Trying to Save Part of Edward Hopper’s New YorkWhen much of Greenwich Village was landmarked in 1969, the low-rise sprawl of humble Italian-immigrant groceries and tenements southeast of the neighborhood, along Sullivan and Thompson streets and even Seventh Avenue South, didn’t make it inside the designated historic safety zone. The area, while not full of great monuments, has its own quiet claims on history. The artist Edward Hopper lived there most of his life, and his paintings like Early Sunday Morning were set there. On December 10, the Greenwich Village Society for Historic Preservation and the local community board convened more than 100 people inside Our Lady of Pompeii Church to figure out how to get the city to landmark the area to keep its Hopperness intact. GVSHP’s Andrew Berman points out that it’s filled with gems like Macdougal Street’s Provincetown Playhouse, which launched Eugene O’Neill, and a nearby rowhouse where Louisa May Alcott may have worked on Little Women. Parts of the façade are all that remains of Edgar Allan Poe’s house on West 3rd, which NYU subsumed into a big new building, raising alarms.

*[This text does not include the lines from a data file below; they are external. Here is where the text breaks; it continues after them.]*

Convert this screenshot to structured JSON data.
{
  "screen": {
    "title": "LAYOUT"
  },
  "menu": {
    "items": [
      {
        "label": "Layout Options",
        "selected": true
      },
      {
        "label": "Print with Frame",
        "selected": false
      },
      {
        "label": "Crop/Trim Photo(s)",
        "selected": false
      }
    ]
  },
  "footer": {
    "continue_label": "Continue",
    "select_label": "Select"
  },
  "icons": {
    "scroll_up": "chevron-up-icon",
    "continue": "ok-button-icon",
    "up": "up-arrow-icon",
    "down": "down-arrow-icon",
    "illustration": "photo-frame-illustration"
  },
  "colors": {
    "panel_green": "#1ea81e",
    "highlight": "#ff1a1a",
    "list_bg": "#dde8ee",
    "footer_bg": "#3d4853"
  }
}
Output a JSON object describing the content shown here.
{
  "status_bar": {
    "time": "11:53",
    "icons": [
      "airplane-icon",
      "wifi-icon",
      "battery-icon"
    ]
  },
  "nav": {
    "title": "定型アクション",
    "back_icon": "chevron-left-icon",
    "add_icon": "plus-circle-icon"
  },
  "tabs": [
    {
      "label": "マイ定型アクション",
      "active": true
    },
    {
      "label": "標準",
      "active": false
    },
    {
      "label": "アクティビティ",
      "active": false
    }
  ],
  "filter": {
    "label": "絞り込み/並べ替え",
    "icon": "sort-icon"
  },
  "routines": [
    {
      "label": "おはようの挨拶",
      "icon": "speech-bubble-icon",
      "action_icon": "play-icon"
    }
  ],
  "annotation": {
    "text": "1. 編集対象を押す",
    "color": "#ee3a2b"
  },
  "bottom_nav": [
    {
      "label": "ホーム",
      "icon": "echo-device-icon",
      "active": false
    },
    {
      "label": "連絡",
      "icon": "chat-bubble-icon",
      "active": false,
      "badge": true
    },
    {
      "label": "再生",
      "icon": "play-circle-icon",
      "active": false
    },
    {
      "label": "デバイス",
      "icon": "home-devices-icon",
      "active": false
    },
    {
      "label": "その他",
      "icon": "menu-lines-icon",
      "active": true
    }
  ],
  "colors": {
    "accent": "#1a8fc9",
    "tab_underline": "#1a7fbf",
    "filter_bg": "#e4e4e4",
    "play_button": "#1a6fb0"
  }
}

Indie Rockers Losing Death Grip on WilliamsburgBoerum Hill: Atlantic Yards’ next sin? Illuminated billboards that are fifteen stories tall. [Gowanus Lounge]
Chelsea: The High Line might not make it north of 30th Street after all. [Blog Chelsea]
Park Slope: Park Slope Towers is really a dorm, not a condo building. [Curbed]
Upper East Side: Meet the Gael Pub Quizmaster, David Jacobson. [Upper East Side Informer]
West Village: On Saturday, join the memorial ride for Eric Ng, a 22-year-old bicyclist who was killed December 1 by a drunk driver on the West Side bike path. [onNYturf]
Williamsburg: Parks Department placates angry residents by promising to diversify McCarren Park Pool concerts with Colombian and Polish music. [Brooklyn Downtown Star via Brooklyn Record]